By KBJR News 1

January 31, 2012 Updated Jan 31, 2012 at 10:50 PM CDT

St. Paul, MN (Northland's NewsCenter) -- Minnesotans may soon decide whether voters must show a valid photo identification before casting their ballots.

Republican leaders in Minnesota's legislature are once again taking up the issue of Voter ID this time presenting it as a constitutional amendment.

But as LeAnn Wallace reports some say the bill would do more harm than good.

Minnesotans head out in droves to the polls each November to exercise their right to vote.

But that right may soon require a little extra work for some if lawmakers in St. Paul pass a Voter ID referendum.

"Basically Voter ID is about suppressing voters, about suppressing voter turnout. It's designed to make sure certain kind of people don't vote," said Wy Spano, political analyst.
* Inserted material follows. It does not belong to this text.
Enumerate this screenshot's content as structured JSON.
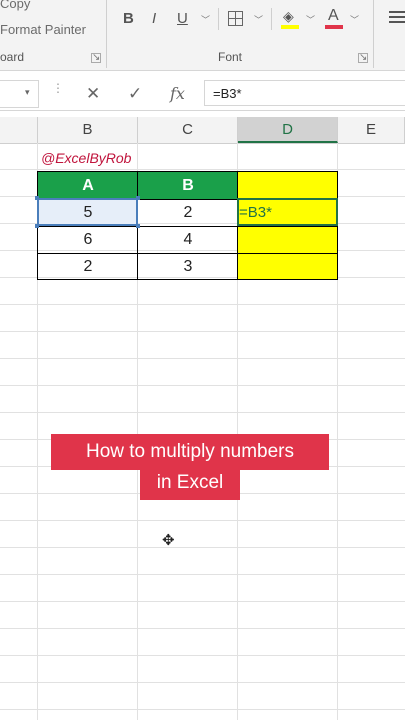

If the bill passes all voters would be required to present a valid government issued photo ID at the polls.

"Basically what we're saying is senior citizens who can't drive anymore for instance and don't have drivers license can't vote."

Republicans introduced the bill last year, saying it's a simple concept that'll ensure voter integrity.

"Very simple, very easy, you walk in, take out your wallet, you produce your photo ID, you say I am who I am, and then you vote," said Rep. Kurt Zellers, R - House Speaker.

Last year, Governor Mark Dayton vetoed the bill. But the governor is not allowed to interfere with a constitutional amendment.

If the measure passes the legislature, a voter ID amendment would show up on ballots this November for Minnesota voters to decide.

"If we're going to do constitutional amendments, let's do constitutional amendments that help people and not attack people," said Rep. Tom Rukavina DFL - Virginia.

The American Association of Retired People has come out publicly saying Voter ID legislation puts older people's right to vote at risk.

Another constitutional amendment already set to appear on ballots this November is whether to constitutionally define marriage as only the union of a man and woman.